But of course – and this is where the research bit comes in – absolutely none of this summary may be in the minds of a specific audience (beyond the fact that I’ve seeded it by writing this screed in the first place! We’ll dig through that at the analytical phase!) – and even though the impetus to do this was a series of conversations with listeners over the last 20 years, the actual thoughts, ideas, experiences and expectations of a given audience are likely to be way broader than this… so as part of the research for my PhD we’ll be talking about this before and after the gig on the 15th.

DETAILS

So, starting at 6.30pm, we’ll be having a pre-show discussion about improv, about live music, about people’s specific expectations and reasons for being there, and how it fits within the rest of their life-with-music. It’ll be wide open, there’s no sense at all that there are right and wrong responses, and it’ll be recorded. Because of all that, there’ll be a consent form to sign (you can’t just go around recording conversations with people and writing PhDs about them without the proper ethics clearance, of course!) but the conversation is just a chance to talk about it all. To ask questions, and for me to find out what’s going on in your heads when you show up.

And again, after the gig, we’ll have another chat. Because it’s an Illuminated Loops gig, I’m sure a lot of the questions and comments there will end up being about Poppy’s artwork and its relationship to the music, but that’s all great. It’ll be another open forum to talk about your experience of the gig, what you remember, what you liked, didn’t like, what was exciting/confusing/good/bad/etc. etc.

Does that sound like fun? Good. Now, go get a ticket from Bandcamp and as soon as I get my ethics submission from the Uni signed off, I’ll send you the form with a full description of what’s going on that you can sign and return to me. 🙂

I’m SO looking forward to playing for you, but also to talking about making music. This is the stuff that goes through my head as I’m cycling round Birmingham, walking round shops, lying in bed at night… I’m fascinated by what, how, why and with/for whom we make music. And your voice as the audience is often one that artists ignore. So I’m listening… 🙂

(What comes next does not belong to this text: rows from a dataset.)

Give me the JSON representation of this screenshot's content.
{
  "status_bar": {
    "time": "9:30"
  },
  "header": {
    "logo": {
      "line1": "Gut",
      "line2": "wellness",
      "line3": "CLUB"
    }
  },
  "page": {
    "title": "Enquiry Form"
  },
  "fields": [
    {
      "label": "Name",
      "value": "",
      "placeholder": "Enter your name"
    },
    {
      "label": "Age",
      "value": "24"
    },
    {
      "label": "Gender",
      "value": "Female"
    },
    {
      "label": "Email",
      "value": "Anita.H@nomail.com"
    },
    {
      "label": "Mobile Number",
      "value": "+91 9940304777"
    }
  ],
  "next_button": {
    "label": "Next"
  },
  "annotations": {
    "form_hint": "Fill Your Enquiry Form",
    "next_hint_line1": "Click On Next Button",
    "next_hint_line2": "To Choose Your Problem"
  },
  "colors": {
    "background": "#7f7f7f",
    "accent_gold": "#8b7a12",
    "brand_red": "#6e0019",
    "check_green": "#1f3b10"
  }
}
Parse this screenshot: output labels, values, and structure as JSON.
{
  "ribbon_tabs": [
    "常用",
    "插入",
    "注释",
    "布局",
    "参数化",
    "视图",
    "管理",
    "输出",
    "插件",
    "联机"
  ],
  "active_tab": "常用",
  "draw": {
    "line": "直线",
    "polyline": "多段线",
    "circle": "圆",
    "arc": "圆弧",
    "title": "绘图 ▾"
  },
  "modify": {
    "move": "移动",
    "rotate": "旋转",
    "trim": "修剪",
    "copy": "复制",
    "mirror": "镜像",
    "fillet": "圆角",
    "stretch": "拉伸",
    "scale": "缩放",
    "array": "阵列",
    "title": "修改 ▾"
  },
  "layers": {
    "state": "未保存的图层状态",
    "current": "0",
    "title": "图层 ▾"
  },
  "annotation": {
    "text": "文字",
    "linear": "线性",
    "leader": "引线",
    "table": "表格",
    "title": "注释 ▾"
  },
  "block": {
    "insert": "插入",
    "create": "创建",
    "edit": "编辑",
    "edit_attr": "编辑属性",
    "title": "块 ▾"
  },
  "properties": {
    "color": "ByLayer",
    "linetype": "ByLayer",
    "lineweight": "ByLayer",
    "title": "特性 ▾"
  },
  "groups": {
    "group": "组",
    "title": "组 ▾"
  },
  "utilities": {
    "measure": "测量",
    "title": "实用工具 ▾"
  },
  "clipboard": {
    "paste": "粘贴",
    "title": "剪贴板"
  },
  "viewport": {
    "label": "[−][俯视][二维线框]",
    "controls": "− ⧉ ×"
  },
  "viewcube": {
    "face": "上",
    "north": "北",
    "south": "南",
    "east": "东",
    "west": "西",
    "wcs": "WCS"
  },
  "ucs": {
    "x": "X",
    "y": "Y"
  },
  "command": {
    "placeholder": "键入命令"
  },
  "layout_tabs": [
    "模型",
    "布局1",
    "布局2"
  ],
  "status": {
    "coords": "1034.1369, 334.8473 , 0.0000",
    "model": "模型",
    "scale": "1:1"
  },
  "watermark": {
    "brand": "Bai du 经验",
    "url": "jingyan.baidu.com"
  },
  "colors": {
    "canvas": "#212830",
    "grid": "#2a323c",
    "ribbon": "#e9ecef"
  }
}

Leave a Reply

Your email address will not be published. Required fields are marked *